• **DATA SUPPLIED**:
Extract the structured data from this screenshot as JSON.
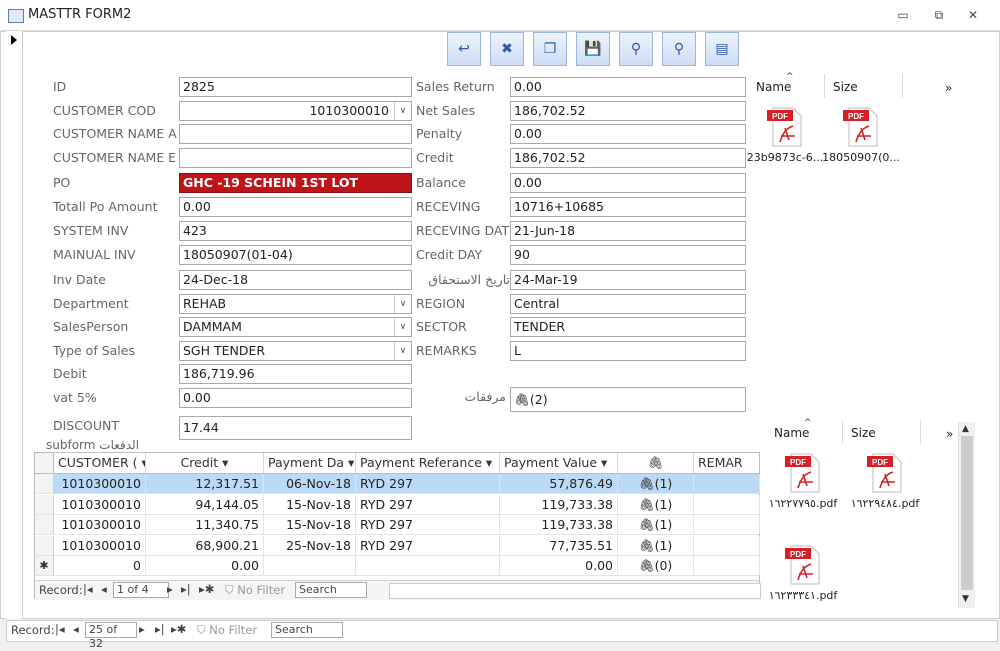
{
  "window": {
    "title": "MASTTR FORM2",
    "minimize": "▭",
    "restore": "⧉",
    "close": "✕"
  },
  "toolbar": {
    "buttons": [
      {
        "name": "exit-icon",
        "glyph": "↩"
      },
      {
        "name": "delete-record-icon",
        "glyph": "✖"
      },
      {
        "name": "copy-icon",
        "glyph": "❐"
      },
      {
        "name": "save-icon",
        "glyph": "💾"
      },
      {
        "name": "find-user-icon",
        "glyph": "⚲"
      },
      {
        "name": "search-icon",
        "glyph": "⚲"
      },
      {
        "name": "print-icon",
        "glyph": "▤"
      }
    ]
  },
  "left_fields": [
    {
      "label": "ID",
      "value": "2825"
    },
    {
      "label": "CUSTOMER COD",
      "value": "1010300010",
      "dropdown": true,
      "align": "right"
    },
    {
      "label": "CUSTOMER NAME AF",
      "value": ""
    },
    {
      "label": "CUSTOMER NAME EN",
      "value": ""
    },
    {
      "label": "PO",
      "value": "GHC -19 SCHEIN 1ST LOT",
      "highlight": true
    },
    {
      "label": "Totall Po Amount",
      "value": "0.00"
    },
    {
      "label": "SYSTEM INV",
      "value": "423"
    },
    {
      "label": "MAINUAL INV",
      "value": "18050907(01-04)"
    },
    {
      "label": "Inv Date",
      "value": "24-Dec-18"
    },
    {
      "label": "Department",
      "value": "REHAB",
      "dropdown": true
    },
    {
      "label": "SalesPerson",
      "value": "DAMMAM",
      "dropdown": true
    },
    {
      "label": "Type of Sales",
      "value": "SGH TENDER",
      "dropdown": true
    },
    {
      "label": "Debit",
      "value": "186,719.96"
    },
    {
      "label": "vat 5%",
      "value": "0.00"
    },
    {
      "label": "DISCOUNT",
      "value": "17.44"
    }
  ],
  "right_fields": [
    {
      "label": "Sales Return",
      "value": "0.00"
    },
    {
      "label": "Net Sales",
      "value": "186,702.52"
    },
    {
      "label": "Penalty",
      "value": "0.00"
    },
    {
      "label": "Credit",
      "value": "186,702.52"
    },
    {
      "label": "Balance",
      "value": "0.00"
    },
    {
      "label": "RECEVING",
      "value": "10716+10685"
    },
    {
      "label": "RECEVING DATE",
      "value": "21-Jun-18"
    },
    {
      "label": "Credit DAY",
      "value": "90"
    },
    {
      "label": "تاريخ الاستحقاق",
      "value": "24-Mar-19"
    },
    {
      "label": "REGION",
      "value": "Central"
    },
    {
      "label": "SECTOR",
      "value": "TENDER"
    },
    {
      "label": "REMARKS",
      "value": "L"
    }
  ],
  "attachments_field": {
    "label": "مرفقات",
    "value": "(2)"
  },
  "attachments_top": {
    "col_name": "Name",
    "col_size": "Size",
    "more": "»",
    "files": [
      {
        "name": "23b9873c-6..."
      },
      {
        "name": "18050907(0..."
      }
    ]
  },
  "attachments_bottom": {
    "col_name": "Name",
    "col_size": "Size",
    "more": "»",
    "files": [
      {
        "name": "١٦٢٢٧٧٩٥.pdf"
      },
      {
        "name": "١٦٢٢٩٤٨٤.pdf"
      },
      {
        "name": "١٦٢٣٣٣٤١.pdf"
      }
    ]
  },
  "pdf_badge": "PDF",
  "subform": {
    "label": "subform الدفعات",
    "columns": [
      "CUSTOMER (",
      "Credit",
      "Payment Da",
      "Payment Referance",
      "Payment Value",
      "REMAR"
    ],
    "rows": [
      {
        "customer": "1010300010",
        "credit": "12,317.51",
        "date": "06-Nov-18",
        "ref": "RYD 297",
        "value": "57,876.49",
        "att": "(1)",
        "selected": true
      },
      {
        "customer": "1010300010",
        "credit": "94,144.05",
        "date": "15-Nov-18",
        "ref": "RYD 297",
        "value": "119,733.38",
        "att": "(1)"
      },
      {
        "customer": "1010300010",
        "credit": "11,340.75",
        "date": "15-Nov-18",
        "ref": "RYD 297",
        "value": "119,733.38",
        "att": "(1)"
      },
      {
        "customer": "1010300010",
        "credit": "68,900.21",
        "date": "25-Nov-18",
        "ref": "RYD 297",
        "value": "77,735.51",
        "att": "(1)"
      }
    ],
    "new_row": {
      "customer": "0",
      "credit": "0.00",
      "value": "0.00",
      "att": "(0)"
    },
    "nav": {
      "record": "Record:",
      "position": "1 of 4",
      "no_filter": "No Filter",
      "search": "Search"
    }
  },
  "main_nav": {
    "record": "Record:",
    "position": "25 of 32",
    "no_filter": "No Filter",
    "search": "Search"
  },
  "colors": {
    "accent": "#9bb7e3",
    "highlight": "#c0141b",
    "selected_row": "#bcd9f5"
  }
}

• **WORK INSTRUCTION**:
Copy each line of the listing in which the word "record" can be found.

• **YOUR SOLUTION**:
        "name": "delete-record-icon",
      "record": "Record:",
    "record": "Record:",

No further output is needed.